Giulio C. Lepschy ends his lecture on “Mother Tongues and Literary Languages” with a brief discussion about what he calls “the language of poetry”: “I am not convinced that an Italian native speaker is better qualified than an English Dantist to understand The Divine Comedy or that a native speaker of English is better suited than an Italian Shakespeare scholar to understand Hamlet. The real difficulty seems to lie not in the native language nor in the control we have of the idiom we use for everyday communication (be it a first or a second language) but rather in the nature of poetry. Here, we are touching something that concerns an essential quality of language, but in a sense that escapes the technical tools we employ as linguists. From this viewpoint no one is a native speaker of the language of poetry.” (p. 27)

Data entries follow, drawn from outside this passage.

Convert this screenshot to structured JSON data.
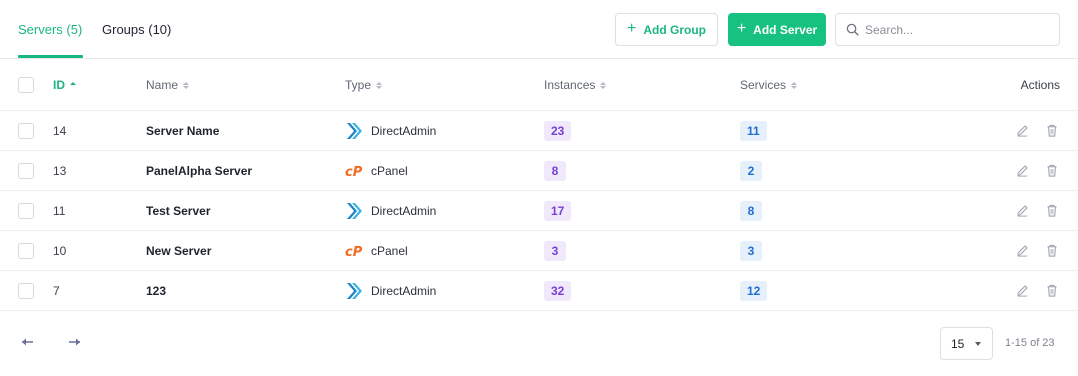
{
  "tabs": [
    {
      "label": "Servers (5)"
    },
    {
      "label": "Groups (10)"
    }
  ],
  "toolbar": {
    "add_group_label": "Add Group",
    "add_server_label": "Add Server",
    "search_placeholder": "Search..."
  },
  "table": {
    "headers": {
      "id": "ID",
      "name": "Name",
      "type": "Type",
      "instances": "Instances",
      "services": "Services",
      "actions": "Actions"
    },
    "sorted_column": "id",
    "rows": [
      {
        "id": "14",
        "name": "Server Name",
        "type": "DirectAdmin",
        "instances": "23",
        "services": "11"
      },
      {
        "id": "13",
        "name": "PanelAlpha Server",
        "type": "cPanel",
        "instances": "8",
        "services": "2"
      },
      {
        "id": "11",
        "name": "Test Server",
        "type": "DirectAdmin",
        "instances": "17",
        "services": "8"
      },
      {
        "id": "10",
        "name": "New Server",
        "type": "cPanel",
        "instances": "3",
        "services": "3"
      },
      {
        "id": "7",
        "name": "123",
        "type": "DirectAdmin",
        "instances": "32",
        "services": "12"
      }
    ]
  },
  "pagination": {
    "per_page": "15",
    "range": "1-15 of 23"
  },
  "colors": {
    "accent": "#1ab680",
    "primary_button": "#17c17f",
    "instances_badge": "#7b3fd1",
    "services_badge": "#1f6fd1",
    "directadmin_icon": "#2a9fd6",
    "cpanel_icon": "#f26b21"
  },
  "icons": {
    "directadmin": "directadmin-logo-icon",
    "cpanel": "cpanel-logo-icon",
    "edit": "pencil-icon",
    "delete": "trash-icon",
    "search": "search-icon",
    "prev": "arrow-left-icon",
    "next": "arrow-right-icon"
  }
}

Here is the point where literary critics can start where linguists stop. First of all, there is no question that one does not have to be a native speaker of the natural language/s of a poem in order to read or analyze it, because that would lead to a situation were only Italians can read Dante or the British (or other native English speakers) can read Shakespeare. (Professional literary critics do not read Dante or Shakespeare in translation.)

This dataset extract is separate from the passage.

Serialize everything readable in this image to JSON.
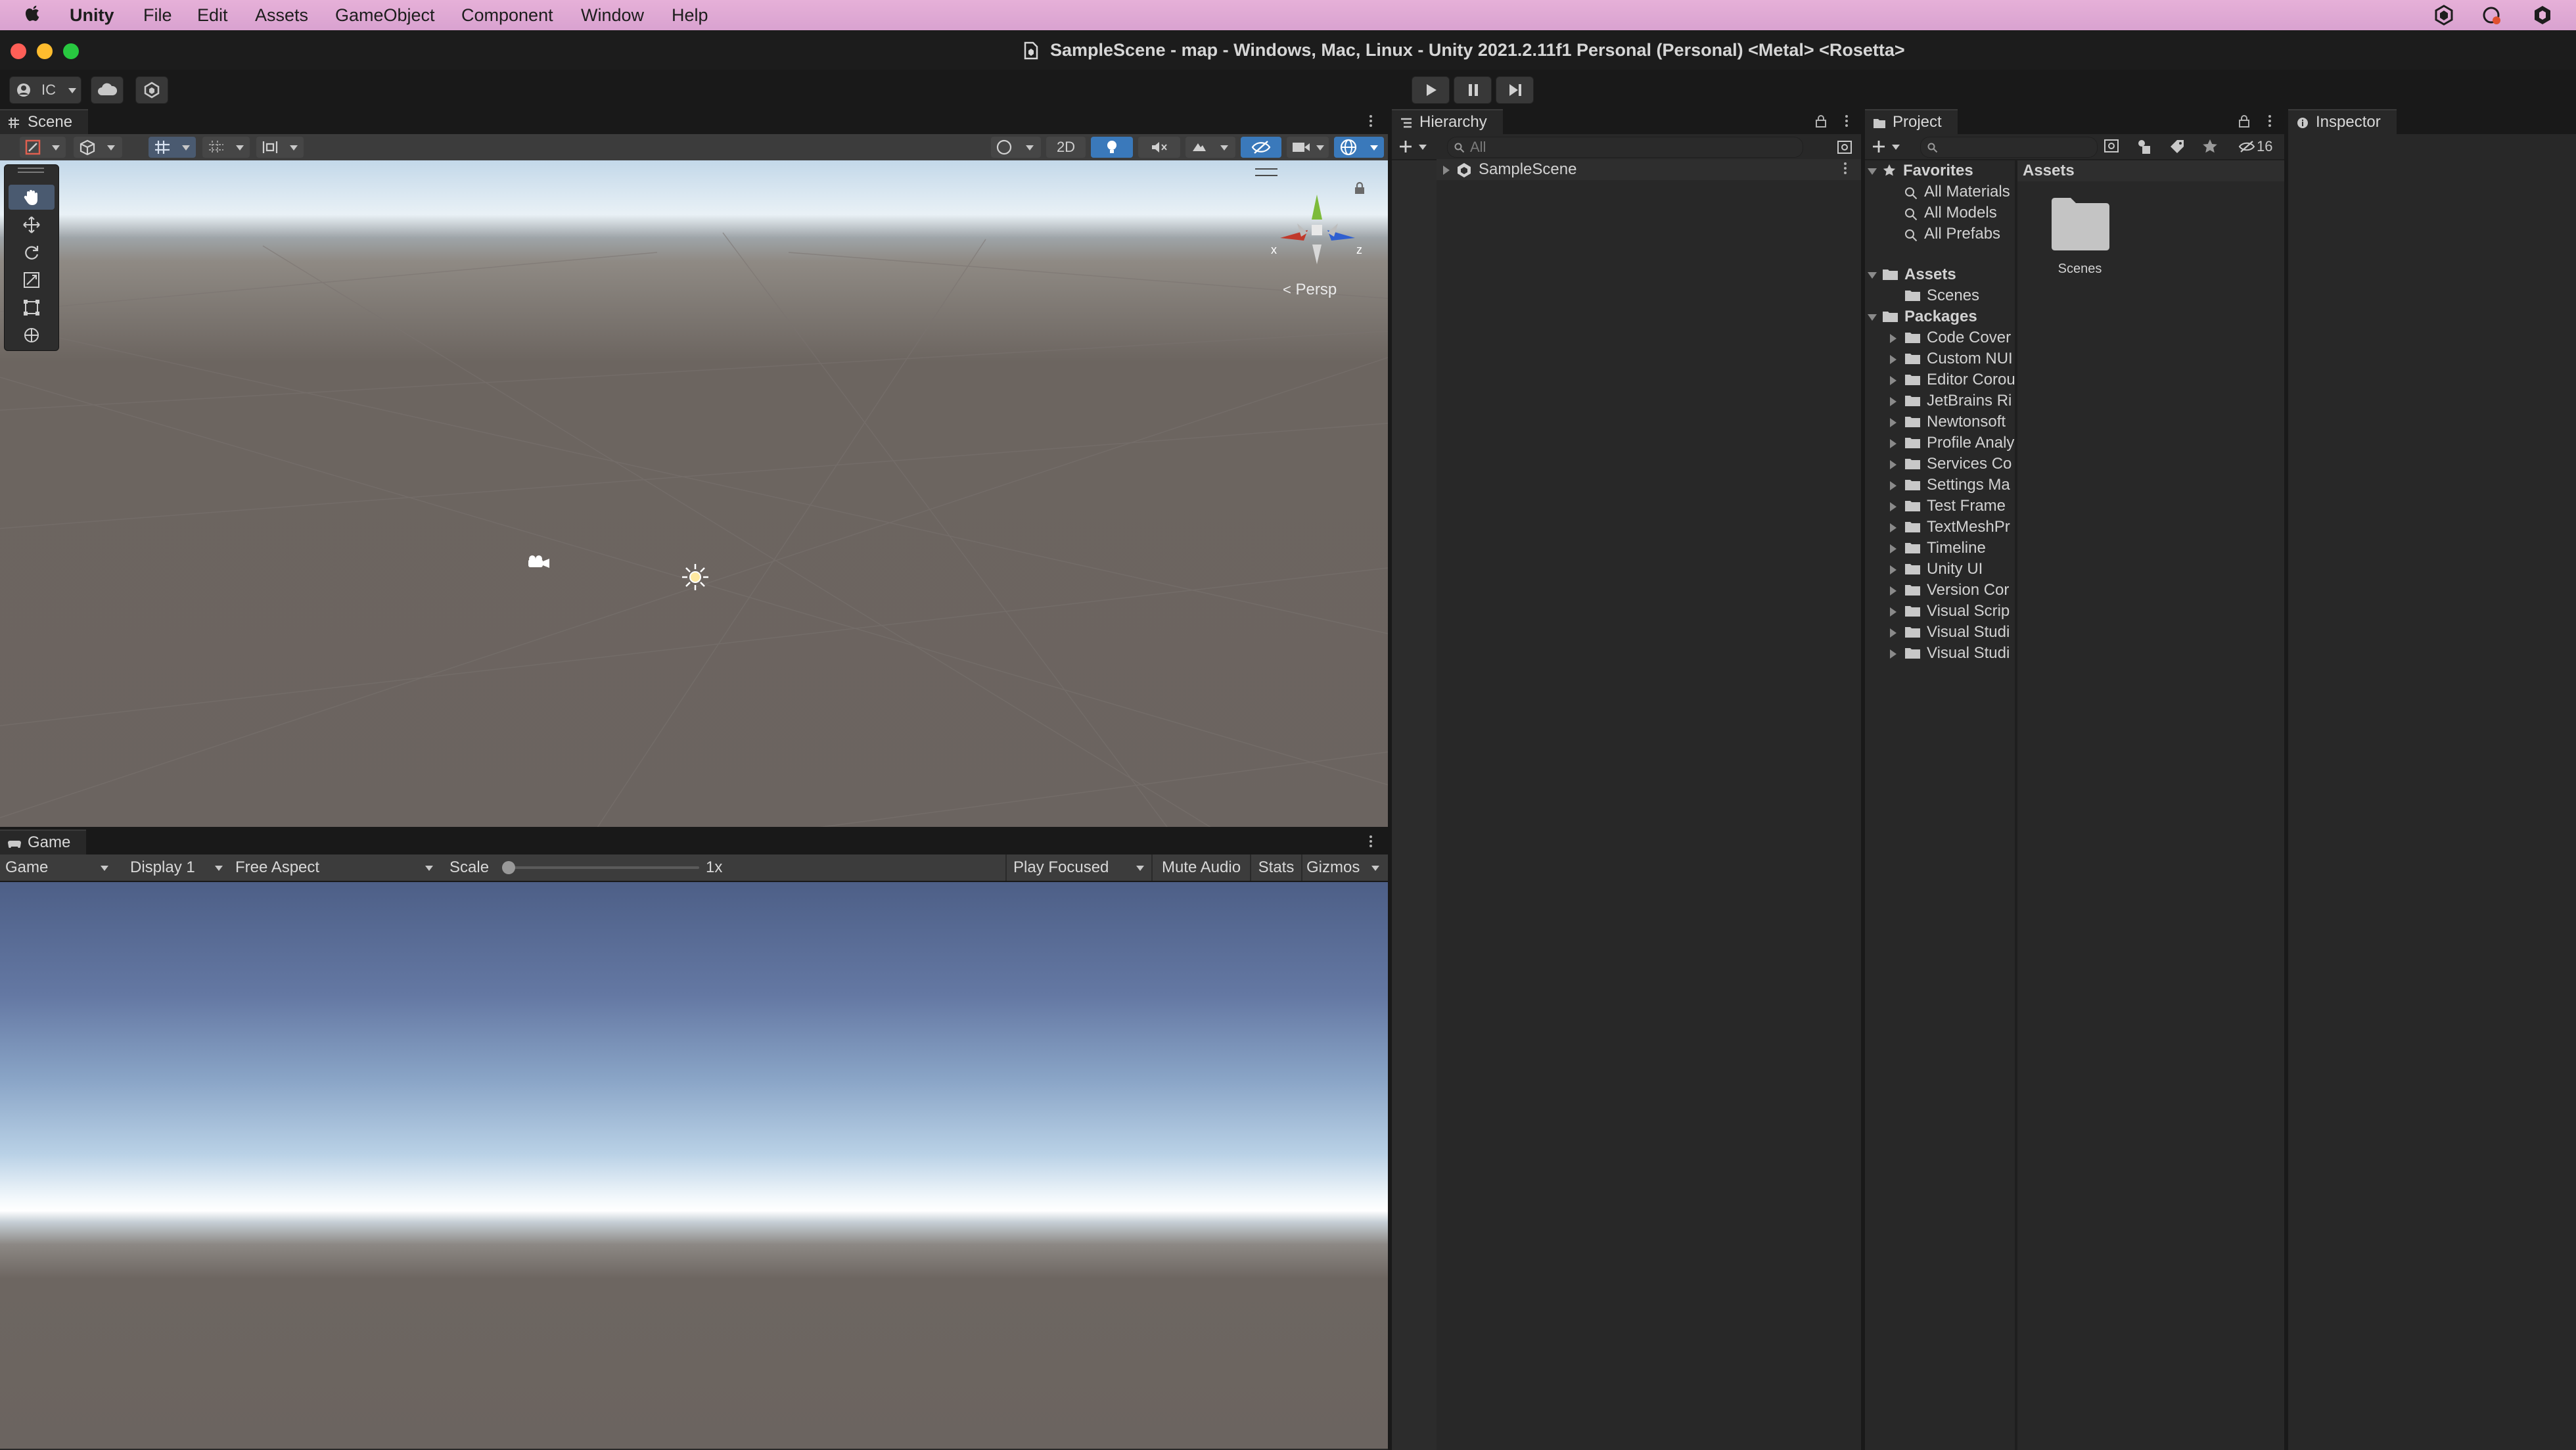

What is a problem here is the question of the existence of a language of poetry. Those that believe in literary competence clearly also believe in the existence of such a language: the whole point of a literary education is to learn the language of literature. There are those that say, however, that poetry is for everyone, educated or not, literarily competent or not: poetry, after all, antedated literary criticism or even literary education. Nobody today wants to return to the days of Literature (with the capital L) and literature (not capitalized); nobody wants to talk about High Culture and Low Culture. There is an undeniable difference, however, between Dante or Shakespeare and the writers of poems printed on greeting cards or included in blogs. Are we talking about two different languages of poetry, or are these dialects or varieties of the same language? Intriguing question.